• TASK INSTRUCTIONS: Each entry that follows should be retyped in full and exactly.

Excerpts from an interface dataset
--------------------------------------------------

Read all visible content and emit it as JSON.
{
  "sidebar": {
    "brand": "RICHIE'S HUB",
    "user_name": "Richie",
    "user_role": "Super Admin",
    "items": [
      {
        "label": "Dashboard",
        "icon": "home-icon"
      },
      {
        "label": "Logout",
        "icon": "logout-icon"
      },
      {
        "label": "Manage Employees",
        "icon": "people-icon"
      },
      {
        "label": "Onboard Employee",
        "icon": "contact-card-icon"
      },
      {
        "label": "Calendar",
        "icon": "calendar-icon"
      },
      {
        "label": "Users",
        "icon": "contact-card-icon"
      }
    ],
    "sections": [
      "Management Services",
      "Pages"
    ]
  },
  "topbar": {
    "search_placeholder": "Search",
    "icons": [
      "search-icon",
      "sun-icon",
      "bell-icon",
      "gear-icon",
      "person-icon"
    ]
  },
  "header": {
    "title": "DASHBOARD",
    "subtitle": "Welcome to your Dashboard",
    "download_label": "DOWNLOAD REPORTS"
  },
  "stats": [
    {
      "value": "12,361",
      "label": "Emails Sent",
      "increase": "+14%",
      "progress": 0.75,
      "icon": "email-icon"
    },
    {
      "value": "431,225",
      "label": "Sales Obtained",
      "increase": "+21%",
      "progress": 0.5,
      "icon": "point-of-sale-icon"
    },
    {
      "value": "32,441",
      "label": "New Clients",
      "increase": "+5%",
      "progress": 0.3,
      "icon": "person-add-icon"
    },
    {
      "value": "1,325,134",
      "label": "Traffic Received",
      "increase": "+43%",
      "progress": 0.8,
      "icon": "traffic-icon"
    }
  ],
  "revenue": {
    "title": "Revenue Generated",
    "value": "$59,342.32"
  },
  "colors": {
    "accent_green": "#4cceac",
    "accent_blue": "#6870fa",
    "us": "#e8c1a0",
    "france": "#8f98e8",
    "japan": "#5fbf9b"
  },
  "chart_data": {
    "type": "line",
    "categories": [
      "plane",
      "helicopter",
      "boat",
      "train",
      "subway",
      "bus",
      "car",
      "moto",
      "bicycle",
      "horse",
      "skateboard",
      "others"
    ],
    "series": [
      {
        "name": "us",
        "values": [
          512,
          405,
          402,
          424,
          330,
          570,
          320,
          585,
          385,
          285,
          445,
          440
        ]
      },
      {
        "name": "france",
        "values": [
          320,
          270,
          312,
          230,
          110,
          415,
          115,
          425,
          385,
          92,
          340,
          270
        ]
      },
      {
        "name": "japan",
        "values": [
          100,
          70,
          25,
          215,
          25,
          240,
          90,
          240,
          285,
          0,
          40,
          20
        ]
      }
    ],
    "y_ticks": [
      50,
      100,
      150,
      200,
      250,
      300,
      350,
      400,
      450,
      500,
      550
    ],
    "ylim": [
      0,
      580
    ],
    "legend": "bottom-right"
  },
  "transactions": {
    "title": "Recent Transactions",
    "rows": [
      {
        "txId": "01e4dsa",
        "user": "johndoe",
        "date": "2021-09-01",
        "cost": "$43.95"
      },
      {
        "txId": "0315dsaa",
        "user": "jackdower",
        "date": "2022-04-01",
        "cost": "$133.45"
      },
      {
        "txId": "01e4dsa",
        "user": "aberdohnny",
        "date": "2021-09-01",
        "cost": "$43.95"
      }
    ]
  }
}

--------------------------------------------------

• SOLUTION:
Read all visible content and emit it as JSON.
{
  "sidebar": {
    "brand": "RICHIE'S HUB",
    "user_name": "Richie",
    "user_role": "Super Admin",
    "items": [
      {
        "label": "Dashboard",
        "icon": "home-icon"
      },
      {
        "label": "Logout",
        "icon": "logout-icon"
      },
      {
        "label": "Manage Employees",
        "icon": "people-icon"
      },
      {
        "label": "Onboard Employee",
        "icon": "contact-card-icon"
      },
      {
        "label": "Calendar",
        "icon": "calendar-icon"
      },
      {
        "label": "Users",
        "icon": "contact-card-icon"
      }
    ],
    "sections": [
      "Management Services",
      "Pages"
    ]
  },
  "topbar": {
    "search_placeholder": "Search",
    "icons": [
      "search-icon",
      "sun-icon",
      "bell-icon",
      "gear-icon",
      "person-icon"
    ]
  },
  "header": {
    "title": "DASHBOARD",
    "subtitle": "Welcome to your Dashboard",
    "download_label": "DOWNLOAD REPORTS"
  },
  "stats": [
    {
      "value": "12,361",
      "label": "Emails Sent",
      "increase": "+14%",
      "progress": 0.75,
      "icon": "email-icon"
    },
    {
      "value": "431,225",
      "label": "Sales Obtained",
      "increase": "+21%",
      "progress": 0.5,
      "icon": "point-of-sale-icon"
    },
    {
      "value": "32,441",
      "label": "New Clients",
      "increase": "+5%",
      "progress": 0.3,
      "icon": "person-add-icon"
    },
    {
      "value": "1,325,134",
      "label": "Traffic Received",
      "increase": "+43%",
      "progress": 0.8,
      "icon": "traffic-icon"
    }
  ],
  "revenue": {
    "title": "Revenue Generated",
    "value": "$59,342.32"
  },
  "colors": {
    "accent_green": "#4cceac",
    "accent_blue": "#6870fa",
    "us": "#e8c1a0",
    "france": "#8f98e8",
    "japan": "#5fbf9b"
  },
  "chart_data": {
    "type": "line",
    "categories": [
      "plane",
      "helicopter",
      "boat",
      "train",
      "subway",
      "bus",
      "car",
      "moto",
      "bicycle",
      "horse",
      "skateboard",
      "others"
    ],
    "series": [
      {
        "name": "us",
        "values": [
          512,
          405,
          402,
          424,
          330,
          570,
          320,
          585,
          385,
          285,
          445,
          440
        ]
      },
      {
        "name": "france",
        "values": [
          320,
          270,
          312,
          230,
          110,
          415,
          115,
          425,
          385,
          92,
          340,
          270
        ]
      },
      {
        "name": "japan",
        "values": [
          100,
          70,
          25,
          215,
          25,
          240,
          90,
          240,
          285,
          0,
          40,
          20
        ]
      }
    ],
    "y_ticks": [
      50,
      100,
      150,
      200,
      250,
      300,
      350,
      400,
      450,
      500,
      550
    ],
    "ylim": [
      0,
      580
    ],
    "legend": "bottom-right"
  },
  "transactions": {
    "title": "Recent Transactions",
    "rows": [
      {
        "txId": "01e4dsa",
        "user": "johndoe",
        "date": "2021-09-01",
        "cost": "$43.95"
      },
      {
        "txId": "0315dsaa",
        "user": "jackdower",
        "date": "2022-04-01",
        "cost": "$133.45"
      },
      {
        "txId": "01e4dsa",
        "user": "aberdohnny",
        "date": "2021-09-01",
        "cost": "$43.95"
      }
    ]
  }
}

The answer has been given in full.